··· Input data ···

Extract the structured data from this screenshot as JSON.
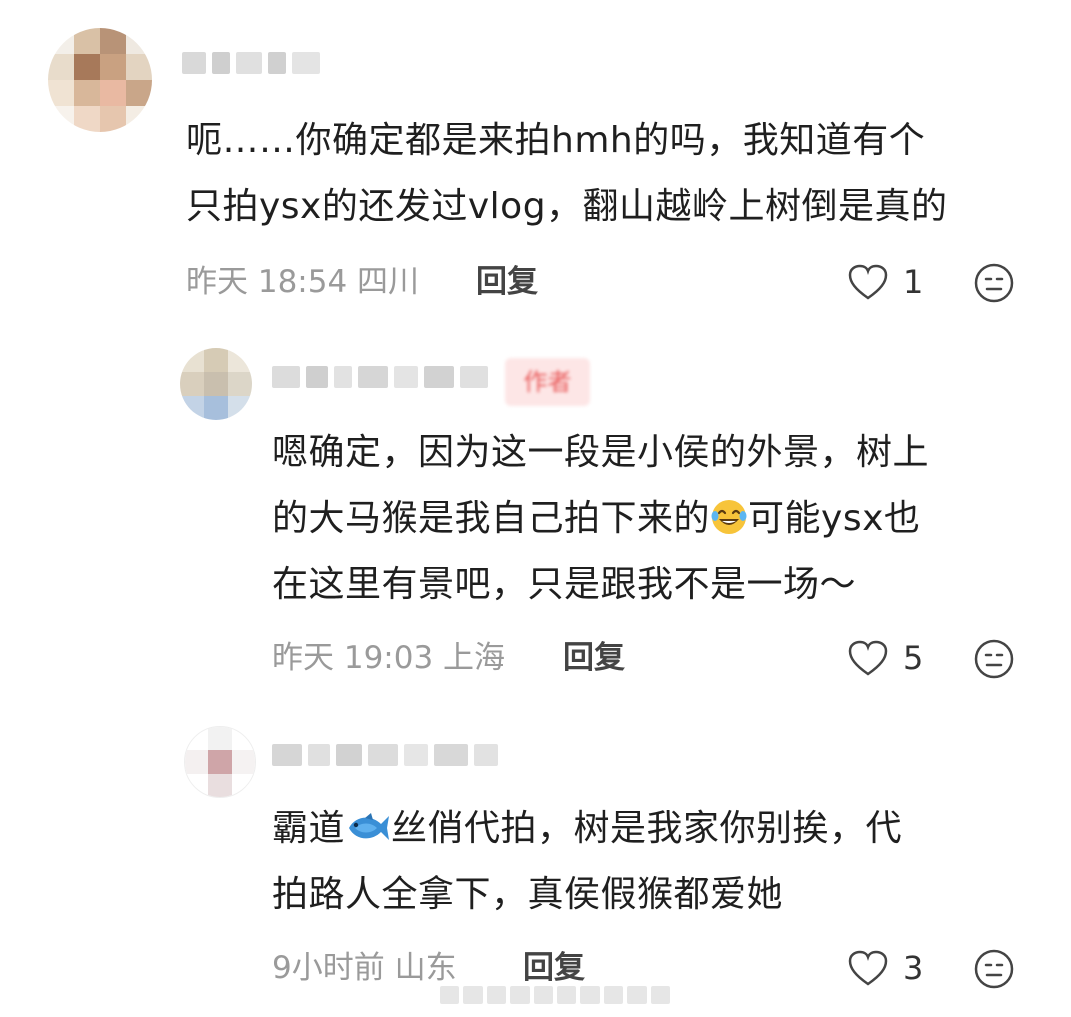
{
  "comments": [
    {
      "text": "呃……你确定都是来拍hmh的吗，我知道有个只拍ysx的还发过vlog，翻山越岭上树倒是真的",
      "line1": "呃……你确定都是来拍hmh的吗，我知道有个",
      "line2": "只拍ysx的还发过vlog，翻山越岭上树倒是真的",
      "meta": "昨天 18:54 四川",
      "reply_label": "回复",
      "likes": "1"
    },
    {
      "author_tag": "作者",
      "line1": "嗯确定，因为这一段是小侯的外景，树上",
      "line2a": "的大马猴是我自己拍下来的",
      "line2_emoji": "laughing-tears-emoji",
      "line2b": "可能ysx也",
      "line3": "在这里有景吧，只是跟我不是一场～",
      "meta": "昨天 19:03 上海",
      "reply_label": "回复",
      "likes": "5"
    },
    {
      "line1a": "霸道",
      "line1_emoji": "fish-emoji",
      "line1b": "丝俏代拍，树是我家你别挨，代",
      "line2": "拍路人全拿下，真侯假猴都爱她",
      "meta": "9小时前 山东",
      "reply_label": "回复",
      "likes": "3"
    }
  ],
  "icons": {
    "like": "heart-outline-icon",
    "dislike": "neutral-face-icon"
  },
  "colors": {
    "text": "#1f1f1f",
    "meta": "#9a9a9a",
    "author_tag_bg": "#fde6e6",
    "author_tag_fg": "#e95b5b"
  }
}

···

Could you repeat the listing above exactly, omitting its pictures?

**Exercise answer**:
Extract the structured data from this screenshot as JSON.
{
  "comments": [
    {
      "text": "呃……你确定都是来拍hmh的吗，我知道有个只拍ysx的还发过vlog，翻山越岭上树倒是真的",
      "line1": "呃……你确定都是来拍hmh的吗，我知道有个",
      "line2": "只拍ysx的还发过vlog，翻山越岭上树倒是真的",
      "meta": "昨天 18:54 四川",
      "reply_label": "回复",
      "likes": "1"
    },
    {
      "author_tag": "作者",
      "line1": "嗯确定，因为这一段是小侯的外景，树上",
      "line2a": "的大马猴是我自己拍下来的",
      "line2_emoji": "laughing-tears-emoji",
      "line2b": "可能ysx也",
      "line3": "在这里有景吧，只是跟我不是一场～",
      "meta": "昨天 19:03 上海",
      "reply_label": "回复",
      "likes": "5"
    },
    {
      "line1a": "霸道",
      "line1_emoji": "fish-emoji",
      "line1b": "丝俏代拍，树是我家你别挨，代",
      "line2": "拍路人全拿下，真侯假猴都爱她",
      "meta": "9小时前 山东",
      "reply_label": "回复",
      "likes": "3"
    }
  ],
  "icons": {
    "like": "heart-outline-icon",
    "dislike": "neutral-face-icon"
  },
  "colors": {
    "text": "#1f1f1f",
    "meta": "#9a9a9a",
    "author_tag_bg": "#fde6e6",
    "author_tag_fg": "#e95b5b"
  }
}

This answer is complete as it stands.